───── Material for this exercise

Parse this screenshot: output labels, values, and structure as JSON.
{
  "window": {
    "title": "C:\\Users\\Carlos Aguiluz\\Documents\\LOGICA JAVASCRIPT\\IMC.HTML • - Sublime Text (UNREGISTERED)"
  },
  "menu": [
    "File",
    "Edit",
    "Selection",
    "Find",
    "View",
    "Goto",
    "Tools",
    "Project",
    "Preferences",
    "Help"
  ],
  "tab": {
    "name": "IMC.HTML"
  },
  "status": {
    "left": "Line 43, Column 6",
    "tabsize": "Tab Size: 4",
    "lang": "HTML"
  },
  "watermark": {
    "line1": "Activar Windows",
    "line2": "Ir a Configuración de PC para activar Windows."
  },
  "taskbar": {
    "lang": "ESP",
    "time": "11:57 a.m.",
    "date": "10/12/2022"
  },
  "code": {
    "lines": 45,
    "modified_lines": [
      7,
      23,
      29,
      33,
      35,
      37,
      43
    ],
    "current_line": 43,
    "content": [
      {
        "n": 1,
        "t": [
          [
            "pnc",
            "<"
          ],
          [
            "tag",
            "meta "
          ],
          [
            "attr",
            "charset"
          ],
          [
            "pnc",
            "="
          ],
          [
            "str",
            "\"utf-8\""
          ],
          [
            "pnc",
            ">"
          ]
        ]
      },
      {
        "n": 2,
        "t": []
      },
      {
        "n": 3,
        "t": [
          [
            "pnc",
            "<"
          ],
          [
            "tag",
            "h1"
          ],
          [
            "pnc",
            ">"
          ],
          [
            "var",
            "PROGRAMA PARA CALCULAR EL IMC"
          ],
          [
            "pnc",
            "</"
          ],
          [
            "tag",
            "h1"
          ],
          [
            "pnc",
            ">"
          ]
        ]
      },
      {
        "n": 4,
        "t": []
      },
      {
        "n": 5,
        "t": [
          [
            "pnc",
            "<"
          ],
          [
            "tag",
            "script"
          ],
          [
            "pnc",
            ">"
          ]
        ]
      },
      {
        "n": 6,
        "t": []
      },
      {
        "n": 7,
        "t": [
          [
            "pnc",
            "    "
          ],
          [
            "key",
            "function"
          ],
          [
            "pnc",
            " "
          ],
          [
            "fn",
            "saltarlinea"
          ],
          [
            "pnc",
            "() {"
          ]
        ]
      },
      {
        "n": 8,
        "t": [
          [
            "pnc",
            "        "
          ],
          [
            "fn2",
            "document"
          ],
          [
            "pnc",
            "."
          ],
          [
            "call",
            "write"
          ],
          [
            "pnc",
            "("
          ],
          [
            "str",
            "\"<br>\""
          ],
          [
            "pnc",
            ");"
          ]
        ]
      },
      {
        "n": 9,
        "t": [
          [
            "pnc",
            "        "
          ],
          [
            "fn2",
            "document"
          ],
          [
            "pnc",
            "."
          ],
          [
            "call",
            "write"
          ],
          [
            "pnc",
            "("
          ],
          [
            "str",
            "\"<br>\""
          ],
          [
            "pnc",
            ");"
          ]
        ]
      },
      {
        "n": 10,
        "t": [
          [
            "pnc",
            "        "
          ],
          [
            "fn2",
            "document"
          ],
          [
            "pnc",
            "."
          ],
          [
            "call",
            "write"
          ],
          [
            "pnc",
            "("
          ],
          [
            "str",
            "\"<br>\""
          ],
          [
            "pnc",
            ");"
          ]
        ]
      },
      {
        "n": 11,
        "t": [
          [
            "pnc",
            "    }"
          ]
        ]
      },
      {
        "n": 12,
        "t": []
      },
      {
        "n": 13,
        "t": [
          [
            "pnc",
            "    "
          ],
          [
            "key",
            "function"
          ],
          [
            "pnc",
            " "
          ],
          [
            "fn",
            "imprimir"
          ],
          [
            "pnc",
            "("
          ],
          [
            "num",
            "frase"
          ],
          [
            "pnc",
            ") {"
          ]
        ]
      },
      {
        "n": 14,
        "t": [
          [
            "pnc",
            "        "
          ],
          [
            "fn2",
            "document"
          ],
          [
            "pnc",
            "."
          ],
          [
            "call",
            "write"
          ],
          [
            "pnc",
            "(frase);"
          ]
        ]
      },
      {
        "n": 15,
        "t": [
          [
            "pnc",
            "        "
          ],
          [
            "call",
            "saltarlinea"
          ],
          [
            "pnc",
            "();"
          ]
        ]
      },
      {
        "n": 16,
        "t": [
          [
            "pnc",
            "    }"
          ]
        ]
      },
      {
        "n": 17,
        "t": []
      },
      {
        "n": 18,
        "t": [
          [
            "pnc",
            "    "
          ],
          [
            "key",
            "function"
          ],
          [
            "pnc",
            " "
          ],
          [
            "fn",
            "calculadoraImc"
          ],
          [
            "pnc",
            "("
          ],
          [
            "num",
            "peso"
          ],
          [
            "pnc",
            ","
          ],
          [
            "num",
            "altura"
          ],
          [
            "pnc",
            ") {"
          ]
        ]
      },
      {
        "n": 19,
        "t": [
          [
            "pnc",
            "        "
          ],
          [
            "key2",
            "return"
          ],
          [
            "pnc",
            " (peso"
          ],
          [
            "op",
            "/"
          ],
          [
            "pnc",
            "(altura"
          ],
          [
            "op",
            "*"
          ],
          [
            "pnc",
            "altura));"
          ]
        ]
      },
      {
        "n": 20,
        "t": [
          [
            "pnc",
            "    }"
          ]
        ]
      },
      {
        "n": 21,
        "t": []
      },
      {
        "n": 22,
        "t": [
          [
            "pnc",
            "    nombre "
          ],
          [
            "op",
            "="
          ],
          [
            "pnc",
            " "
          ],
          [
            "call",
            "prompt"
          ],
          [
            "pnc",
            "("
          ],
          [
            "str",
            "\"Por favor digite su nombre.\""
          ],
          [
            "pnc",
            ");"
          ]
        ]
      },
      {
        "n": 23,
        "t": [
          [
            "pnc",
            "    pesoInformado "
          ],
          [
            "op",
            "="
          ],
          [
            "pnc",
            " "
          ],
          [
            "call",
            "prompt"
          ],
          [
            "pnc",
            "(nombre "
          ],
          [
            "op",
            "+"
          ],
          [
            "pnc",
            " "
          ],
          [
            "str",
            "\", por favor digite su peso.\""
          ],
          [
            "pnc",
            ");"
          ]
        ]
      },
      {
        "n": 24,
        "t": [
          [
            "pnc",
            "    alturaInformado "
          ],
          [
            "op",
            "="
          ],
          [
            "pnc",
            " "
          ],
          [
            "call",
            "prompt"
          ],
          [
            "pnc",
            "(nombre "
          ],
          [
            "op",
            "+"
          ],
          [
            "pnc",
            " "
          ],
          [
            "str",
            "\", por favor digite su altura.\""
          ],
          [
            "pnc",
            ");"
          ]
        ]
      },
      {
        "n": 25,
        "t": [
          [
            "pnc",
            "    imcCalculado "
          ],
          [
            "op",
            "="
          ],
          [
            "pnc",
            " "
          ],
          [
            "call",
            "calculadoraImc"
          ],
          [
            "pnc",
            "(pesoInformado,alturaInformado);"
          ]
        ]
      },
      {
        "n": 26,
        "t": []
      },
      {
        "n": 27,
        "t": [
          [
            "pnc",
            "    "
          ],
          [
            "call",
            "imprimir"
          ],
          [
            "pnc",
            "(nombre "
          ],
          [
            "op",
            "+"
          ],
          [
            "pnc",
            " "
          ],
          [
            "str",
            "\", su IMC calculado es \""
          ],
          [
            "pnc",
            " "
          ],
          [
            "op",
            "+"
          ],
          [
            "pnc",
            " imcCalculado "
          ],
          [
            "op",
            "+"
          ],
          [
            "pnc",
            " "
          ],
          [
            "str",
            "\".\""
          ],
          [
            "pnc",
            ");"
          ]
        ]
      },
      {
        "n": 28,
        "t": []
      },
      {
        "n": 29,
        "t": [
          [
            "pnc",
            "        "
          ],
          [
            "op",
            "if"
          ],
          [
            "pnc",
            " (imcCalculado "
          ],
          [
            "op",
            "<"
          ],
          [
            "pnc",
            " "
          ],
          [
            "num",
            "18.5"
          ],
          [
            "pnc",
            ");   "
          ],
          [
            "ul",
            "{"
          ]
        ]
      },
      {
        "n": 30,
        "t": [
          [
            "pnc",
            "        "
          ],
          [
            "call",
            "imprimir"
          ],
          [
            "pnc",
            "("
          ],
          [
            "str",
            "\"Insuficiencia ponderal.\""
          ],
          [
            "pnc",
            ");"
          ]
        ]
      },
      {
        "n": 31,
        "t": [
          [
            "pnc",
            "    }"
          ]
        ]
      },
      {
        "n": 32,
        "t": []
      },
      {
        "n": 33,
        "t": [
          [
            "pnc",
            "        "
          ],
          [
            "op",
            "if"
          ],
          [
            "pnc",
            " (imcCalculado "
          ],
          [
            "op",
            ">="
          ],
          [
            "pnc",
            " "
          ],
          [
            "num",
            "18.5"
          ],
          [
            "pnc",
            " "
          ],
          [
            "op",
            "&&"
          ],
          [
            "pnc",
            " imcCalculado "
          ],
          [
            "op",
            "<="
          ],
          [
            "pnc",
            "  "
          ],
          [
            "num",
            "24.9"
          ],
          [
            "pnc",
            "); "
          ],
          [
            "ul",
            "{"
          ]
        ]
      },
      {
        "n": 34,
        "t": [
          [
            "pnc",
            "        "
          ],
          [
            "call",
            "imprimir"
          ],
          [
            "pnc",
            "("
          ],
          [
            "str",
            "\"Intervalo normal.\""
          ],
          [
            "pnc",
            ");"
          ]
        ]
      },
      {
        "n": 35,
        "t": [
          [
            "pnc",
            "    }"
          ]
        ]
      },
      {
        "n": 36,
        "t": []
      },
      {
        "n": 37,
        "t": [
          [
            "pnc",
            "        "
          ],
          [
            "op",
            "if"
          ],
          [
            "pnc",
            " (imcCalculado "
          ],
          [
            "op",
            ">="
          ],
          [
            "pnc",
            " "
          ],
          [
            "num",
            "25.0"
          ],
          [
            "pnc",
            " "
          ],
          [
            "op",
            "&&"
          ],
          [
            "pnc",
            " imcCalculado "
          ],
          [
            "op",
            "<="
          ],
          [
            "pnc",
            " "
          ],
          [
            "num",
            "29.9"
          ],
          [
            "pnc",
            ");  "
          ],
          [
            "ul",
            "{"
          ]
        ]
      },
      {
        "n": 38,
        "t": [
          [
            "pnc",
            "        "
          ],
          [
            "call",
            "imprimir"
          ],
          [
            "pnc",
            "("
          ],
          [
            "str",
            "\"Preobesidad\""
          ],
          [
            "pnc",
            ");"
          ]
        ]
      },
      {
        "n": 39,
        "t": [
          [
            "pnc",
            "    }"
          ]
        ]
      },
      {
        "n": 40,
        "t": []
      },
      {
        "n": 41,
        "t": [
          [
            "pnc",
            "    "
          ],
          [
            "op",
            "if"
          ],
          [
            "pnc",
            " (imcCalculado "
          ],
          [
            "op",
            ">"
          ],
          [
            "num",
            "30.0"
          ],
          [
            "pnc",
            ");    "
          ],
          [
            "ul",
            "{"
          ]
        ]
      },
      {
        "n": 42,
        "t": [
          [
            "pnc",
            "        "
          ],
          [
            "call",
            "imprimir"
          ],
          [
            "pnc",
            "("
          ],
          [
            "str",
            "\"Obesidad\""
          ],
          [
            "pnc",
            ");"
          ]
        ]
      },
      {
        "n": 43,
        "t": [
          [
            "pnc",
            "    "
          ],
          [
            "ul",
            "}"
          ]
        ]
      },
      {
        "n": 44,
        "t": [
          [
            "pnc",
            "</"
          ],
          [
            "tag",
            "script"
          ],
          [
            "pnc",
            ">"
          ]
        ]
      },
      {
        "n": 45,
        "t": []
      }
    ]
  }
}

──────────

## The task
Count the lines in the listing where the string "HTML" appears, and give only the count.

## Output below
3